(Dataset rows for apps and sites)
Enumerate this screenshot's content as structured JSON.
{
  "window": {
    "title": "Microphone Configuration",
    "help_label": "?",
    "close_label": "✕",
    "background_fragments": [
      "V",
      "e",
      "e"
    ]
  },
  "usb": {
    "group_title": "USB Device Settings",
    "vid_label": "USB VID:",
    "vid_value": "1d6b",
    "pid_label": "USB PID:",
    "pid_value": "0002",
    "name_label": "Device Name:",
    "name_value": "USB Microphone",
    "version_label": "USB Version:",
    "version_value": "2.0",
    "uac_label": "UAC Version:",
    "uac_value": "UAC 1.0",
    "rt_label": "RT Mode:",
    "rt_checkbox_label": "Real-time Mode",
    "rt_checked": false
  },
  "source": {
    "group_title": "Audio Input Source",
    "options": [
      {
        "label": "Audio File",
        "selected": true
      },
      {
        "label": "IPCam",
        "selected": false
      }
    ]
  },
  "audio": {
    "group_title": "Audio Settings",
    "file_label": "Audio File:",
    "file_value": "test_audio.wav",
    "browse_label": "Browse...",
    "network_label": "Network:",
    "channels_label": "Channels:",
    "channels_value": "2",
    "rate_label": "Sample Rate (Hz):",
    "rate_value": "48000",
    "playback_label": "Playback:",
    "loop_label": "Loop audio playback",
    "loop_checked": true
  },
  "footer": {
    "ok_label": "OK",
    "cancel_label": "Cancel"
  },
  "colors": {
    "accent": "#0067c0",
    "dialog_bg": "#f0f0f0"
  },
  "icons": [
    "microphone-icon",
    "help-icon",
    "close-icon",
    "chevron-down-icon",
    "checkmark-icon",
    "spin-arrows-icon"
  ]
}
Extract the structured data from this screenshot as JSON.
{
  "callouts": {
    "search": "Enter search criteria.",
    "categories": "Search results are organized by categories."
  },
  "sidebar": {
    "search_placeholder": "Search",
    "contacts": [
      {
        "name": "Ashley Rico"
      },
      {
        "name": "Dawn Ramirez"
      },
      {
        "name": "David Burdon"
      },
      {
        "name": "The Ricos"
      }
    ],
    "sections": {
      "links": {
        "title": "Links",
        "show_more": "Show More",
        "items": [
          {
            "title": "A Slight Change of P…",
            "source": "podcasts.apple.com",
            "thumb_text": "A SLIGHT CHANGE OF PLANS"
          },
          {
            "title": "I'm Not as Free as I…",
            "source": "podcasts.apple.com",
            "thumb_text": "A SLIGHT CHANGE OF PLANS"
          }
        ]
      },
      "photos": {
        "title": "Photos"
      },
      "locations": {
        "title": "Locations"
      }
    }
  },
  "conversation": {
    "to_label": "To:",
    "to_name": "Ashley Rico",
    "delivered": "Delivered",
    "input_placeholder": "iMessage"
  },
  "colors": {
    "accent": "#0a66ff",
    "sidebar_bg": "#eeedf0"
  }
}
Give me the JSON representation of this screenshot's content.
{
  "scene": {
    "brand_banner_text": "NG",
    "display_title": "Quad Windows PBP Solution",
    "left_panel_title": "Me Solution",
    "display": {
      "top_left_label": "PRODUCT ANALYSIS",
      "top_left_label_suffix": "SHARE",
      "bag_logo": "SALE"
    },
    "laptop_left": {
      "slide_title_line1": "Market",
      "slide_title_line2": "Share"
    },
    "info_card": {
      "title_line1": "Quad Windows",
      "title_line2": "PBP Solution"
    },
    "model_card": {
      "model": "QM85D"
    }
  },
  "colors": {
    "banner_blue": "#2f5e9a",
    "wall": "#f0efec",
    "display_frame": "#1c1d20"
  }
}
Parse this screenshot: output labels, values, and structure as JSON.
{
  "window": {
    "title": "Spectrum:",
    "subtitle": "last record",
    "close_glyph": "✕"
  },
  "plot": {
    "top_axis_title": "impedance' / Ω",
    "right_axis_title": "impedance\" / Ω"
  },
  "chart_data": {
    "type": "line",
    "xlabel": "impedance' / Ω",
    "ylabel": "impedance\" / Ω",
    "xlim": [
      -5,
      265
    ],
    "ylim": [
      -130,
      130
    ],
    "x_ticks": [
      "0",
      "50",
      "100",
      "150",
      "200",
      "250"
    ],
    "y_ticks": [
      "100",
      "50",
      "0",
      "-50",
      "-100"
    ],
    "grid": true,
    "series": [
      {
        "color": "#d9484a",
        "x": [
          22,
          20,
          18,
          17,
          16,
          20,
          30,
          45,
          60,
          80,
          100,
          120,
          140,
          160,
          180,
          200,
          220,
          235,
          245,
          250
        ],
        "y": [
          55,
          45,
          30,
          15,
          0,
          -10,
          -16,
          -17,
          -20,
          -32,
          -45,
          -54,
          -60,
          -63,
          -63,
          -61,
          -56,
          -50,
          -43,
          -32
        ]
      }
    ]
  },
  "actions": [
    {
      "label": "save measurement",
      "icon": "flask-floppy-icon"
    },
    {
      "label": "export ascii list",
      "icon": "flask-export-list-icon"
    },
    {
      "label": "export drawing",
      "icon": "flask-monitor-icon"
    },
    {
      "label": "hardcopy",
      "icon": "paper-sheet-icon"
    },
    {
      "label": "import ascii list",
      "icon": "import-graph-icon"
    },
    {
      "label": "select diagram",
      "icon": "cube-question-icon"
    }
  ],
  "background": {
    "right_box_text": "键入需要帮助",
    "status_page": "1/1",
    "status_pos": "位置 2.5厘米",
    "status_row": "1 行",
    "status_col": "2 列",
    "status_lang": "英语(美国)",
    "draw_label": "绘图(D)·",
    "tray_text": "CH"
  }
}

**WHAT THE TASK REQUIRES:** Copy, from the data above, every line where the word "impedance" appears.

**REPLY TO THE TASK:**
    "top_axis_title": "impedance' / Ω",
    "right_axis_title": "impedance\" / Ω"
    "xlabel": "impedance' / Ω",
    "ylabel": "impedance\" / Ω",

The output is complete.